But Dykes would certainly be in favor of it. Certainly his players would enjoy the experience and ignore their record. And, most important to the coaches, a bowl game means two weeks of extra practices. Any coach will tell you how much they covet those.
Honor for Webb: Quarterback Davis Webb is a semifinalist for the Earl Campbell Tyler Rose Award, which goes to the outstanding Division I offensive player with ties to the state of Texas. Webb played high school football in Texas and spent three years at Texas Tech.
Other of the 16 semifinalists include Patrick Mahomes, Webb's successor at Texas Tech, and Alabama quarterback Jalen Hurts.

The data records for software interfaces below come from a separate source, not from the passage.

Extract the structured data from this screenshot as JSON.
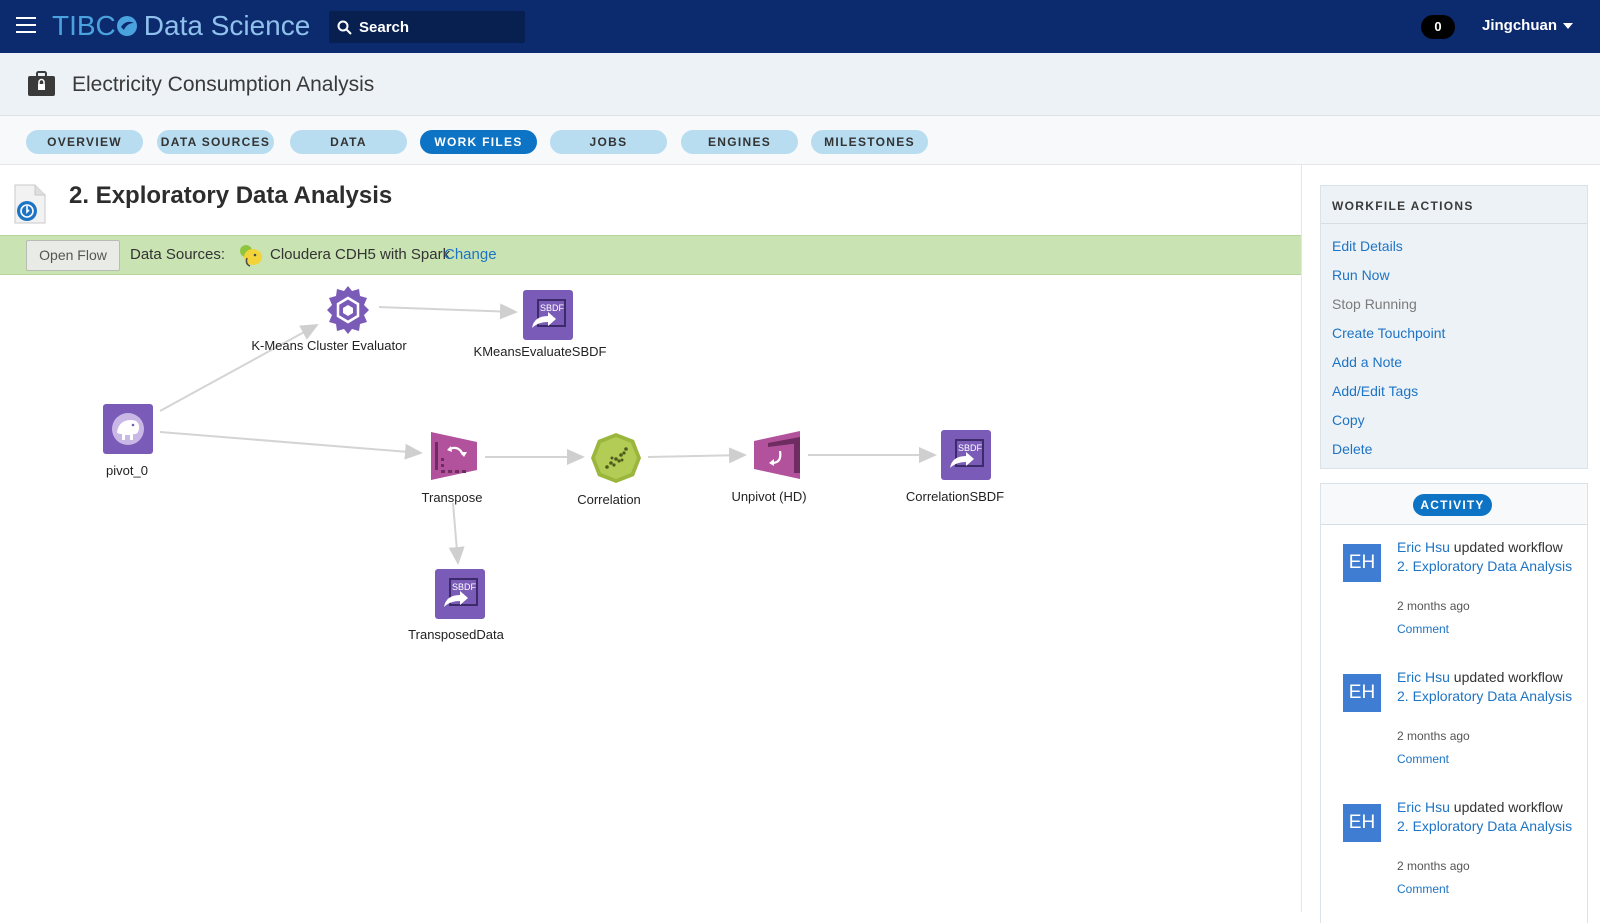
{
  "topbar": {
    "brand_left": "TIBC",
    "brand_right": "Data Science",
    "search_label": "Search",
    "notification_count": "0",
    "user_name": "Jingchuan"
  },
  "workspace": {
    "title": "Electricity Consumption Analysis"
  },
  "tabs": [
    {
      "label": "OVERVIEW",
      "active": false
    },
    {
      "label": "DATA SOURCES",
      "active": false
    },
    {
      "label": "DATA",
      "active": false
    },
    {
      "label": "WORK FILES",
      "active": true
    },
    {
      "label": "JOBS",
      "active": false
    },
    {
      "label": "ENGINES",
      "active": false
    },
    {
      "label": "MILESTONES",
      "active": false
    }
  ],
  "workfile": {
    "title": "2. Exploratory Data Analysis",
    "open_flow_label": "Open Flow",
    "data_sources_label": "Data Sources:",
    "data_source_name": "Cloudera CDH5 with Spark",
    "change_label": "Change"
  },
  "flow": {
    "nodes": [
      {
        "id": "pivot",
        "label": "pivot_0",
        "icon": "hadoop-elephant-icon"
      },
      {
        "id": "kmeans",
        "label": "K-Means Cluster Evaluator",
        "icon": "kmeans-evaluator-icon"
      },
      {
        "id": "kmeans_sbdf",
        "label": "KMeansEvaluateSBDF",
        "icon": "sbdf-export-icon",
        "badge": "SBDF"
      },
      {
        "id": "transpose",
        "label": "Transpose",
        "icon": "transpose-icon"
      },
      {
        "id": "correlation",
        "label": "Correlation",
        "icon": "correlation-icon"
      },
      {
        "id": "unpivot",
        "label": "Unpivot (HD)",
        "icon": "unpivot-icon"
      },
      {
        "id": "corr_sbdf",
        "label": "CorrelationSBDF",
        "icon": "sbdf-export-icon",
        "badge": "SBDF"
      },
      {
        "id": "transposed_data",
        "label": "TransposedData",
        "icon": "sbdf-export-icon",
        "badge": "SBDF"
      }
    ]
  },
  "sidebar": {
    "actions_title": "WORKFILE ACTIONS",
    "actions": [
      {
        "label": "Edit Details",
        "enabled": true
      },
      {
        "label": "Run Now",
        "enabled": true
      },
      {
        "label": "Stop Running",
        "enabled": false
      },
      {
        "label": "Create Touchpoint",
        "enabled": true
      },
      {
        "label": "Add a Note",
        "enabled": true
      },
      {
        "label": "Add/Edit Tags",
        "enabled": true
      },
      {
        "label": "Copy",
        "enabled": true
      },
      {
        "label": "Delete",
        "enabled": true
      }
    ],
    "activity_title": "ACTIVITY",
    "activity": [
      {
        "initials": "EH",
        "user": "Eric Hsu",
        "action": "updated workflow",
        "target": "2. Exploratory Data Analysis",
        "time": "2 months ago",
        "comment": "Comment"
      },
      {
        "initials": "EH",
        "user": "Eric Hsu",
        "action": "updated workflow",
        "target": "2. Exploratory Data Analysis",
        "time": "2 months ago",
        "comment": "Comment"
      },
      {
        "initials": "EH",
        "user": "Eric Hsu",
        "action": "updated workflow",
        "target": "2. Exploratory Data Analysis",
        "time": "2 months ago",
        "comment": "Comment"
      }
    ]
  },
  "colors": {
    "topbar": "#0c2a6e",
    "accent": "#0d73c4",
    "tab_inactive": "#b8dcf0",
    "datasource_bar": "#c9e3b3",
    "node_purple": "#7a5bb8",
    "node_pink": "#b2529c",
    "node_green": "#9ab63c"
  }
}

Webb is under consideration for many other honors, including the Davey O'Brien National Quarterback Award and the Johnny Unitas Golden Arm Award.

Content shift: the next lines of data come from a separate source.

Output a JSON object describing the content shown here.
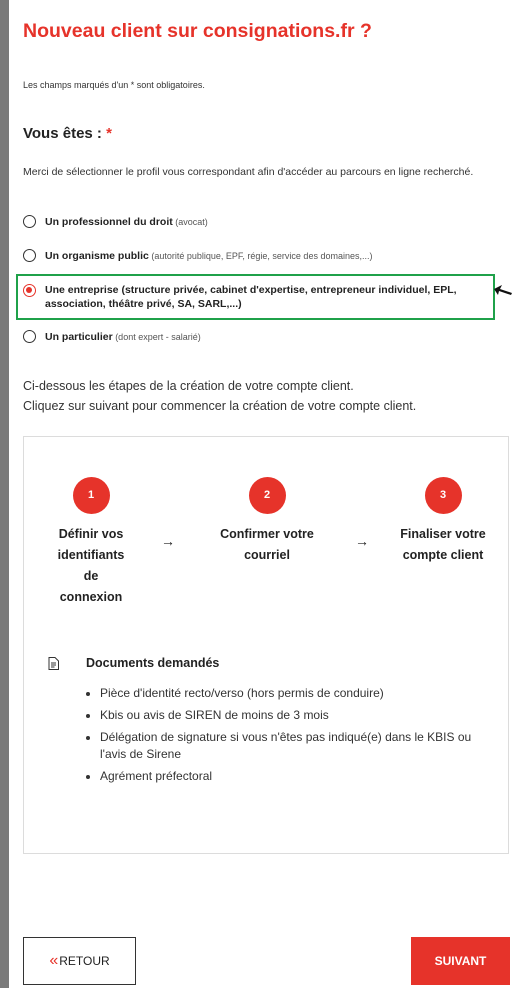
{
  "page": {
    "title": "Nouveau client sur consignations.fr ?",
    "required_note": "Les champs marqués d'un * sont obligatoires."
  },
  "profile": {
    "label": "Vous êtes :",
    "required_mark": "*",
    "intro": "Merci de sélectionner le profil vous correspondant afin d'accéder au parcours en ligne recherché.",
    "options": [
      {
        "strong": "Un professionnel du droit",
        "light": " (avocat)",
        "selected": false
      },
      {
        "strong": "Un organisme public",
        "light": " (autorité publique, EPF, régie, service des domaines,...)",
        "selected": false
      },
      {
        "strong": "Une entreprise (structure privée, cabinet d'expertise, entrepreneur individuel, EPL, association, théâtre privé, SA, SARL,...)",
        "light": "",
        "selected": true
      },
      {
        "strong": "Un particulier",
        "light": " (dont expert - salarié)",
        "selected": false
      }
    ],
    "selected_index": 2
  },
  "info": {
    "line1": "Ci-dessous les étapes de la création de votre compte client.",
    "line2": "Cliquez sur suivant pour commencer la création de votre compte client."
  },
  "steps": [
    {
      "number": "1",
      "label": "Définir vos identifiants de connexion"
    },
    {
      "number": "2",
      "label": "Confirmer votre courriel"
    },
    {
      "number": "3",
      "label": "Finaliser votre compte client"
    }
  ],
  "step_arrow": "→",
  "documents": {
    "title": "Documents demandés",
    "items": [
      "Pièce d'identité recto/verso (hors permis de conduire)",
      "Kbis ou avis de SIREN de moins de 3 mois",
      "Délégation de signature si vous n'êtes pas indiqué(e) dans le KBIS ou l'avis de Sirene",
      "Agrément préfectoral"
    ]
  },
  "buttons": {
    "back_chevron": "«",
    "back": "RETOUR",
    "next": "SUIVANT"
  },
  "colors": {
    "accent": "#e6332a",
    "highlight": "#1fa14a"
  },
  "icons": {
    "pointer": "arrow-pointer-icon",
    "document": "document-icon"
  }
}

Bruins Late Visit: Scheduling the Cal-UCLA game as the season finale is another example of Pac-12 Commissioner Larry Scott and his dweebs not appreciating what makes college football special. While nowhere near as egregious as late night starts, midweek games or six days advance notice for kickoff times, this is still an unnecessary affront to tradition.
The rivalries between Cal and Stanford and the Southern California schools are not far behind the Big Game in the minds of the Bay Area institutions. The Cal-UCLA games in particular carry historic significance. UC President Robert Gordon Sproul initially forbade the schools from playing one another, fearing that the intra-university competition would be too intense. Decades later the matchup was a highlight of "All-U" weekend and was held in the MIDDLE OF THE SEASON.
The same should be true of the annual games against USC. These are significant, important matchups, not the same as Cal vs. Oregon State or Stanford v. WSU. But Scott thought so little of this history he even separated Cal and Stanford from the L.A. schools when he created North and South divisions. This was a sop to Utah and Colorado and an insult to long-standing custom. The sin was partially corrected by allowing the California rivalries to continue annually, albeit in different divisions.
That is awkward enough, but to put one of those contests after the Big Game is a really bad idea. What was once a marquee matchup is now anticlimactic. An opportunity to generate interest and excitement is wasted. I understand why the Big Game can no longer be the climax of the season . The NCAA wants everyone to start the season on Labor Day Weekend, play 12 games, have a bye, with the league championship the week after Thanksgiving. That means the season will end on Turkey Day weekend. Playing the Big Game, with all its pregame pomp, on Thanksgiving is impossible. Better to have a game after it, but don't make it UCLA.